Dallas Animal Services is searching for foster families and forever homes after reaching its maximum capacity for cats.

The shelter has been maxed out with dogs for months now, as previously covered by The Dallas Express, but is now facing a crowded cat crisis.

As of May 23, 121 cats are sharing 94 kennels, according to Karla Alvarado Falcon, Dallas Animal Services (DAS) coordinator, told The Dallas Express. The current dog capacity is 139%, with 418 dogs and only 300 kennels.

“We are currently in need of fosters and adopters for adult cats,” Alvarado Falcon said. “We are also in need of fosters willing to take underage kittens home so that we can open up kennels and incubators for incoming kittens.”
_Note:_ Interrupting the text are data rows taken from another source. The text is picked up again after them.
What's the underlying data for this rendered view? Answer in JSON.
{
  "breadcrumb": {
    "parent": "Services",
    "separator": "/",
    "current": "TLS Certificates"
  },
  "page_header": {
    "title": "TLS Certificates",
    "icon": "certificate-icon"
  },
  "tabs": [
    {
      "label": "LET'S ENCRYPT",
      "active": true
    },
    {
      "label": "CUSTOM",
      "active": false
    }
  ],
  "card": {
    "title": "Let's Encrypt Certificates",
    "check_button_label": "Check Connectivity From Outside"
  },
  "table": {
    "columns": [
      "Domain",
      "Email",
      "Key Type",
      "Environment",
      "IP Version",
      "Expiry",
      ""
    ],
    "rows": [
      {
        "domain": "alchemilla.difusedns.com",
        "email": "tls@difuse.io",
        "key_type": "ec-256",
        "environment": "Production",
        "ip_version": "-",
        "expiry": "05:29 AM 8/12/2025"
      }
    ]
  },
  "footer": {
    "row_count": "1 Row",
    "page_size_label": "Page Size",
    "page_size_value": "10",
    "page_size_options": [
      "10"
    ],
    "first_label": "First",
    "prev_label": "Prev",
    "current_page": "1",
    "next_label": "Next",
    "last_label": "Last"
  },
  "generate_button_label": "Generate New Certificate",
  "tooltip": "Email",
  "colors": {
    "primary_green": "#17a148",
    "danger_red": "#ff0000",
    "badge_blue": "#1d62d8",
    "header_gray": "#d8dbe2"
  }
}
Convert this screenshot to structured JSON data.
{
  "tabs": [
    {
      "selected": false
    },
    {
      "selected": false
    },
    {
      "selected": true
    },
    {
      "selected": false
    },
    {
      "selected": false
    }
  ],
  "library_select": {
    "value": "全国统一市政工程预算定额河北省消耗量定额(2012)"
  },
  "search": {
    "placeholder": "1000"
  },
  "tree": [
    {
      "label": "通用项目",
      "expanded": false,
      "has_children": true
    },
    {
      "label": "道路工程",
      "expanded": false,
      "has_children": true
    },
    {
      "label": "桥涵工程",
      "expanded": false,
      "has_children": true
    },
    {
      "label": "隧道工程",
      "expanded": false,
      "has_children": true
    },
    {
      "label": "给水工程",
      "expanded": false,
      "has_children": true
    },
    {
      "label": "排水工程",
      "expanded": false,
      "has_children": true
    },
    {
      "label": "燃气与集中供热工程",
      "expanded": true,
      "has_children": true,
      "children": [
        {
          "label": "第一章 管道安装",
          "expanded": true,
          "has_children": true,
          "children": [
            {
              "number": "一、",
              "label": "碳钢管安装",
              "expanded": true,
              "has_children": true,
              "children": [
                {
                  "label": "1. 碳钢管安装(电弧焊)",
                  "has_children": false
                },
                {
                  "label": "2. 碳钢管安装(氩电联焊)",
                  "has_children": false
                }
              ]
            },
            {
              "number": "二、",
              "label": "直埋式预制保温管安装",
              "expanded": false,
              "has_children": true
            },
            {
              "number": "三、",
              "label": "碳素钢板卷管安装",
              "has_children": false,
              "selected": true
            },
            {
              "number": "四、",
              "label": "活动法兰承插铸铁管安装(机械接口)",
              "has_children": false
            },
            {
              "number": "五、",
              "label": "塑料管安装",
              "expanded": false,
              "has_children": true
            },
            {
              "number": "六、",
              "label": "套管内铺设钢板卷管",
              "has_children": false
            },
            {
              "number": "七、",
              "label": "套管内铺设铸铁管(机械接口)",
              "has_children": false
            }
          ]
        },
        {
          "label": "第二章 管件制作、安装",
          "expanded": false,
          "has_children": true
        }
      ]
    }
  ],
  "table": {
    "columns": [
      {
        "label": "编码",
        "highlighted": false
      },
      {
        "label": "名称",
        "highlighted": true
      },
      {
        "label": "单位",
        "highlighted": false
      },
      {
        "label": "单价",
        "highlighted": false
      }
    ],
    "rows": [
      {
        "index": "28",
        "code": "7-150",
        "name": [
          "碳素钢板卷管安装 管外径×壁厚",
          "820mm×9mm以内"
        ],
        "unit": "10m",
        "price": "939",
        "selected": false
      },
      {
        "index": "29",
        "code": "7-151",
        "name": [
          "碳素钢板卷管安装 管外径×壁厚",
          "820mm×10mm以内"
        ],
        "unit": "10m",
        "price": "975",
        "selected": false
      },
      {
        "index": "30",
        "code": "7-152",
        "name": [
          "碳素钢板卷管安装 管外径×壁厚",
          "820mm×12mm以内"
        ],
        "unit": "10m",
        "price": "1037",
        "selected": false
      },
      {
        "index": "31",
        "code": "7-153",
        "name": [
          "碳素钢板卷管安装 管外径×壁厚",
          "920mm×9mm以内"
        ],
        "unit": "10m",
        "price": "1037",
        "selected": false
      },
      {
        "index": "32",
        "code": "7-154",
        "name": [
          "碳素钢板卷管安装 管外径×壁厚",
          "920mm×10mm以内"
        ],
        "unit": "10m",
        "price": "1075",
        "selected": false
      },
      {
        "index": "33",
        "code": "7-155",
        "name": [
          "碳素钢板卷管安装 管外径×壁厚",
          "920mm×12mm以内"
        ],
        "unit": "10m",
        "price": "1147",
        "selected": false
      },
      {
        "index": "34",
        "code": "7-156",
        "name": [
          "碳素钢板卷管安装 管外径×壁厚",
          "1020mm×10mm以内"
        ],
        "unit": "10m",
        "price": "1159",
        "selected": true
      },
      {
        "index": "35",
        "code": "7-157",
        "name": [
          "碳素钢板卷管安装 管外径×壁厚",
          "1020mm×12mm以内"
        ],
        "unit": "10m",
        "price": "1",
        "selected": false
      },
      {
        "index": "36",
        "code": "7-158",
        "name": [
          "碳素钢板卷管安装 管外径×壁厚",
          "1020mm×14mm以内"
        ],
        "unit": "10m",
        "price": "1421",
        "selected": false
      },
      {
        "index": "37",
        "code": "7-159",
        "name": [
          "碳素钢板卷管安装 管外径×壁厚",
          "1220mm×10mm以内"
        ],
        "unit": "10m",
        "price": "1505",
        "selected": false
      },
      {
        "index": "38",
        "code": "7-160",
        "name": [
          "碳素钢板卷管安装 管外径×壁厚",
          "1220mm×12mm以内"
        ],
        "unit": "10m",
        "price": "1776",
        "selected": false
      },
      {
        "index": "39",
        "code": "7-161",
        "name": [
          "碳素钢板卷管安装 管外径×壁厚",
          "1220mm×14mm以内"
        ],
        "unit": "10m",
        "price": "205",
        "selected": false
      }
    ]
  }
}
Due to the rise in animal adoptions, DAS has waived adoption fees for several months in hopes of giving these animals a better chance of being adopted.

For those who are unable to adopt, foster options are available. The foster program allows a Dallas-based home to provide a temporary living arrangement, which gives animals a relaxing and stress-free environment rather than a maxed-out shelter.
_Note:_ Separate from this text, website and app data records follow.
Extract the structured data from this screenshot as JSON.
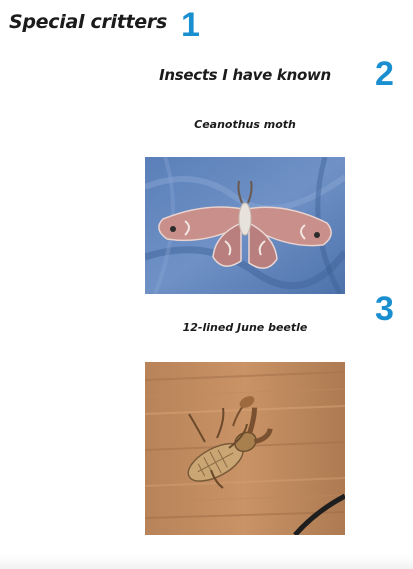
{
  "page": {
    "title": "Special critters"
  },
  "section": {
    "title": "Insects I have known"
  },
  "items": [
    {
      "caption": "Ceanothus moth",
      "photo": "moth-photo"
    },
    {
      "caption": "12-lined June beetle",
      "photo": "beetle-photo"
    }
  ],
  "markers": [
    "1",
    "2",
    "3"
  ],
  "colors": {
    "marker": "#1a8fd0",
    "text": "#1b1b1b",
    "background": "#ffffff"
  }
}
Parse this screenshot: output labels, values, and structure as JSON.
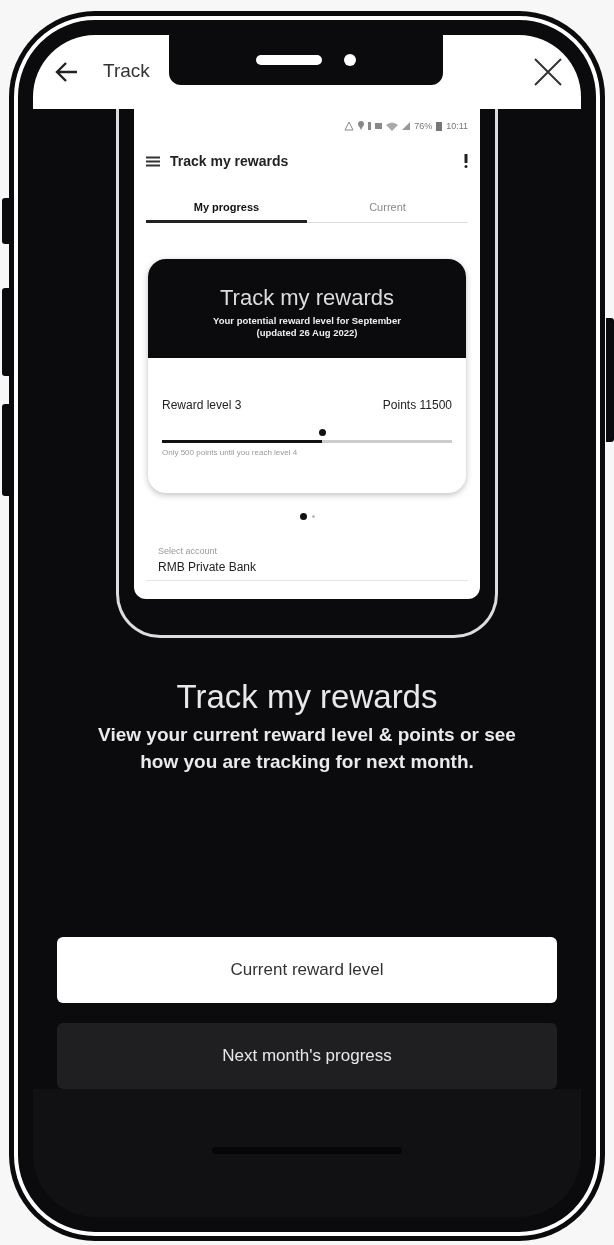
{
  "header": {
    "title": "Track"
  },
  "preview": {
    "status": {
      "battery": "76%",
      "time": "10:11"
    },
    "app_bar": {
      "title": "Track my rewards"
    },
    "tabs": [
      {
        "label": "My progress",
        "selected": true
      },
      {
        "label": "Current",
        "selected": false
      }
    ],
    "card": {
      "title": "Track my rewards",
      "subtitle": "Your potential reward level for September",
      "updated": "(updated 26 Aug 2022)",
      "level_label": "Reward level 3",
      "points_label": "Points 11500",
      "progress": {
        "level": 0.55
      },
      "hint": "Only 500 points until you reach level 4"
    },
    "pager": [
      {
        "selected": true
      },
      {
        "selected": false
      }
    ],
    "account": {
      "label": "Select account",
      "value": "RMB Private Bank"
    }
  },
  "title": "Track my rewards",
  "description": "View your current reward level & points or see how you are tracking for next month.",
  "options": [
    {
      "label": "Current reward level",
      "selected": true
    },
    {
      "label": "Next month's progress",
      "selected": false
    }
  ]
}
Completion of a foster application, foster agreement, and general release are required.

Available foster pets can be found here. If a pet catches your eye, you can schedule an appointment to talk with a foster team member. For more information on foster pets, review the foster handbook here.
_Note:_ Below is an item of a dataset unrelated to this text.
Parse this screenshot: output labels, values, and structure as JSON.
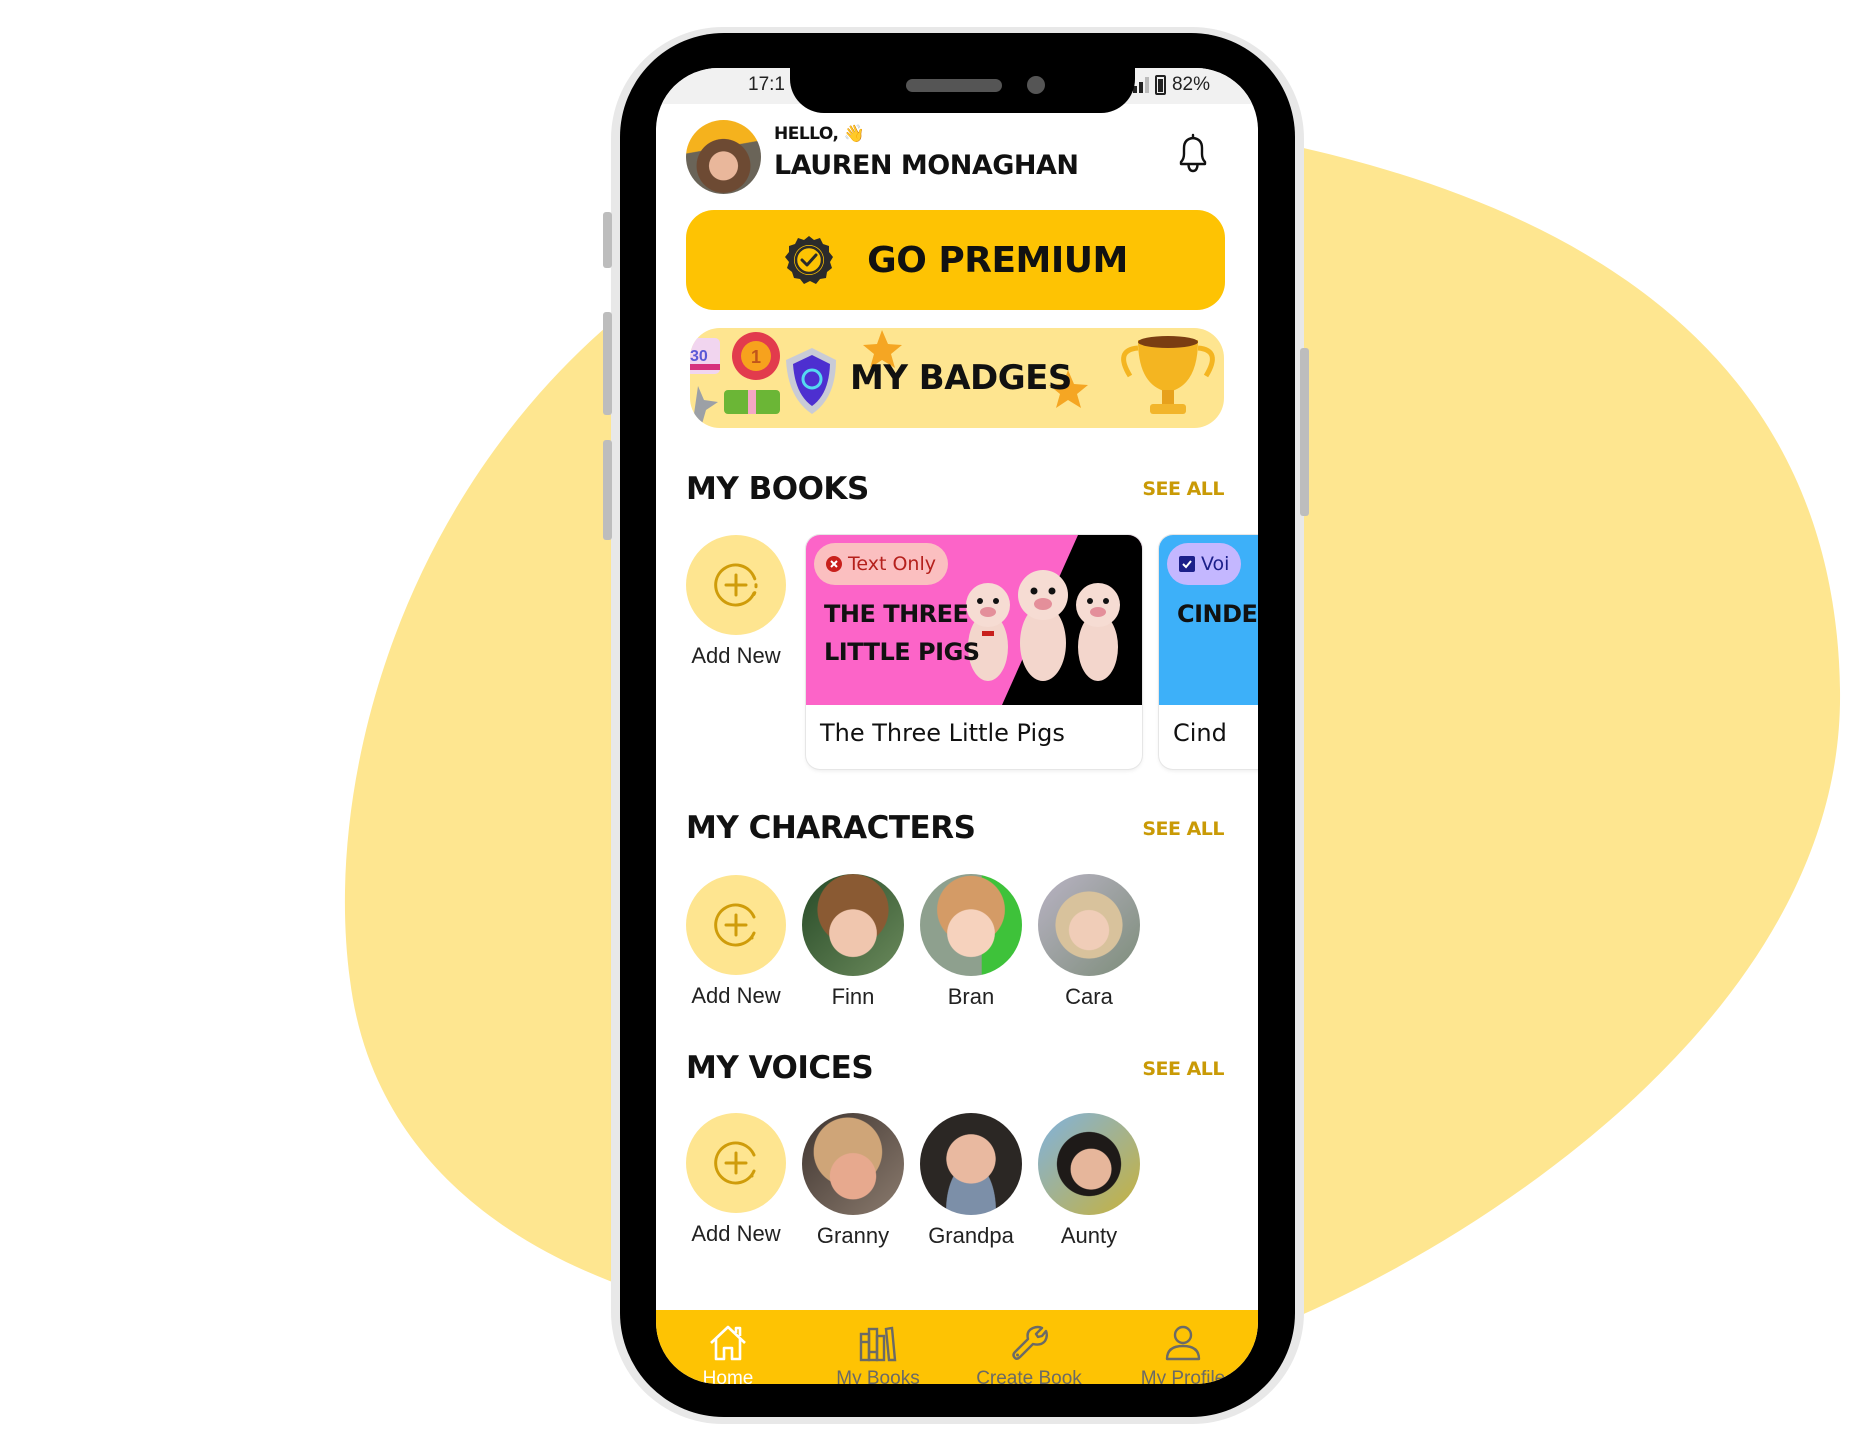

A free pet adoption event will take place on May 25 at the Dallas Farmers Market, 1011 S. Pearl Expy., from 10 a.m. to 3 p.m., so these animals can meet their ‘purrfect’ match. A dog adoption event will take place on May 26 at Four Corners Brewing, 1311 S. Ervay St., from 12 to 4 p.m.

Dallas is not the only city facing capacity issues. Fort Worth Animal Services typically maintains more than 1,200 animals, and in March, more than 1,300 animals were in its care. According to Anastasia Ramsey, superintendent of the Fort Worth Animal Care and Control Shelter, both main shelter locations are operating at or near capacity.

“The adoption of shelter animals is crucial for communities because it saves lives, alleviates overcrowding in shelters, and promotes responsible pet ownership,” Ramsey previously told DX. “By adopting from shelters, individuals provide loving homes to animals in need, reducing euthanasia rates and giving abandoned animals a second chance at happiness. Additionally, adopting from shelters helps curb pet overpopulation and supports the valuable work of animal rescue organizations.”